**What needs to be done**. In the records that follow, find each line with "data" and pull it out.

**Information supplied**.
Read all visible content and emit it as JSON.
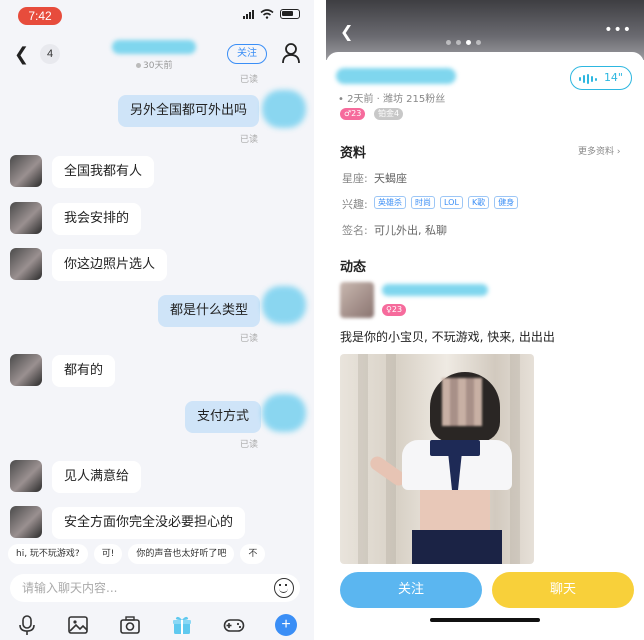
{
  "status_bar": {
    "time": "7:42"
  },
  "chat": {
    "unread_count": "4",
    "last_seen": "30天前",
    "follow_label": "关注",
    "messages": [
      {
        "side": "out",
        "text": "另外全国都可外出吗",
        "read": "已读"
      },
      {
        "side": "in",
        "text": "全国我都有人"
      },
      {
        "side": "in",
        "text": "我会安排的"
      },
      {
        "side": "in",
        "text": "你这边照片选人"
      },
      {
        "side": "out",
        "text": "都是什么类型",
        "read": "已读"
      },
      {
        "side": "in",
        "text": "都有的"
      },
      {
        "side": "out",
        "text": "支付方式",
        "read": "已读"
      },
      {
        "side": "in",
        "text": "见人满意给"
      },
      {
        "side": "in",
        "text": "安全方面你完全没必要担心的"
      }
    ],
    "top_read": "已读",
    "quick_replies": [
      "hi, 玩不玩游戏?",
      "可!",
      "你的声音也太好听了吧",
      "不"
    ],
    "input_placeholder": "请输入聊天内容...",
    "toolbar_icons": [
      "mic-icon",
      "image-icon",
      "camera-icon",
      "gift-icon",
      "gamepad-icon",
      "plus-icon"
    ]
  },
  "profile": {
    "voice_duration": "14\"",
    "meta": "• 2天前 · 潍坊   215粉丝",
    "badge_age": "♂23",
    "badge_level": "铂金4",
    "info_title": "资料",
    "more_info": "更多资料 ›",
    "constellation_label": "星座:",
    "constellation_value": "天蝎座",
    "interests_label": "兴趣:",
    "interests": [
      "英雄杀",
      "时尚",
      "LOL",
      "K歌",
      "健身"
    ],
    "signature_label": "签名:",
    "signature_value": "可儿外出, 私聊",
    "feed_title": "动态",
    "feed_badge": "♀23",
    "post_text": "我是你的小宝贝, 不玩游戏, 快来, 出出出",
    "follow_button": "关注",
    "chat_button": "聊天"
  }
}
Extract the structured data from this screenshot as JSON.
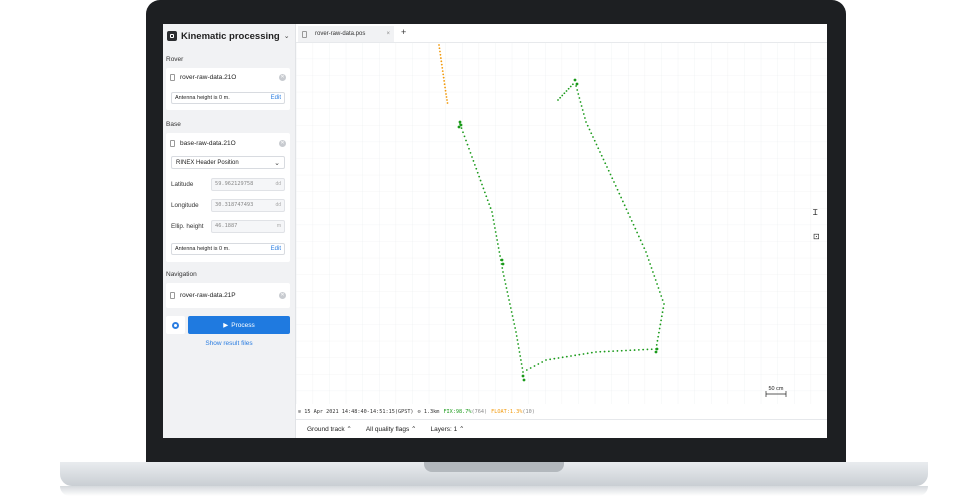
{
  "app": {
    "title": "Kinematic processing"
  },
  "sidebar": {
    "rover": {
      "label": "Rover",
      "file": "rover-raw-data.21O",
      "antenna_text": "Antenna height is 0 m.",
      "edit_label": "Edit"
    },
    "base": {
      "label": "Base",
      "file": "base-raw-data.21O",
      "position_source": "RINEX Header Position",
      "fields": [
        {
          "label": "Latitude",
          "value": "59.962129758",
          "unit": "dd"
        },
        {
          "label": "Longitude",
          "value": "30.318747493",
          "unit": "dd"
        },
        {
          "label": "Ellip. height",
          "value": "46.1887",
          "unit": "m"
        }
      ],
      "antenna_text": "Antenna height is 0 m.",
      "edit_label": "Edit"
    },
    "navigation": {
      "label": "Navigation",
      "file": "rover-raw-data.21P"
    },
    "process_label": "Process",
    "show_results_label": "Show result files"
  },
  "tabs": [
    {
      "label": "rover-raw-data.pos"
    }
  ],
  "tab_add": "+",
  "map": {
    "scale_label": "50 cm",
    "colors": {
      "fix": "#1a9a1a",
      "float": "#f29a0c"
    }
  },
  "statusbar": {
    "time_range": "15 Apr 2021 14:48:40-14:51:15(GPST)",
    "distance": "1.3km",
    "fix": "FIX:98.7%",
    "fix_count": "(764)",
    "float": "FLOAT:1.3%",
    "float_count": "(10)"
  },
  "bottom_menu": [
    {
      "label": "Ground track"
    },
    {
      "label": "All quality flags"
    },
    {
      "label": "Layers: 1"
    }
  ],
  "icons": {
    "cursor": "text-cursor-icon",
    "fit": "fit-view-icon"
  }
}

**Your solution**.
Extract the structured data from this screenshot as JSON.
      "file": "rover-raw-data.21O",
      "file": "base-raw-data.21O",
      "file": "rover-raw-data.21P"
      "label": "rover-raw-data.pos"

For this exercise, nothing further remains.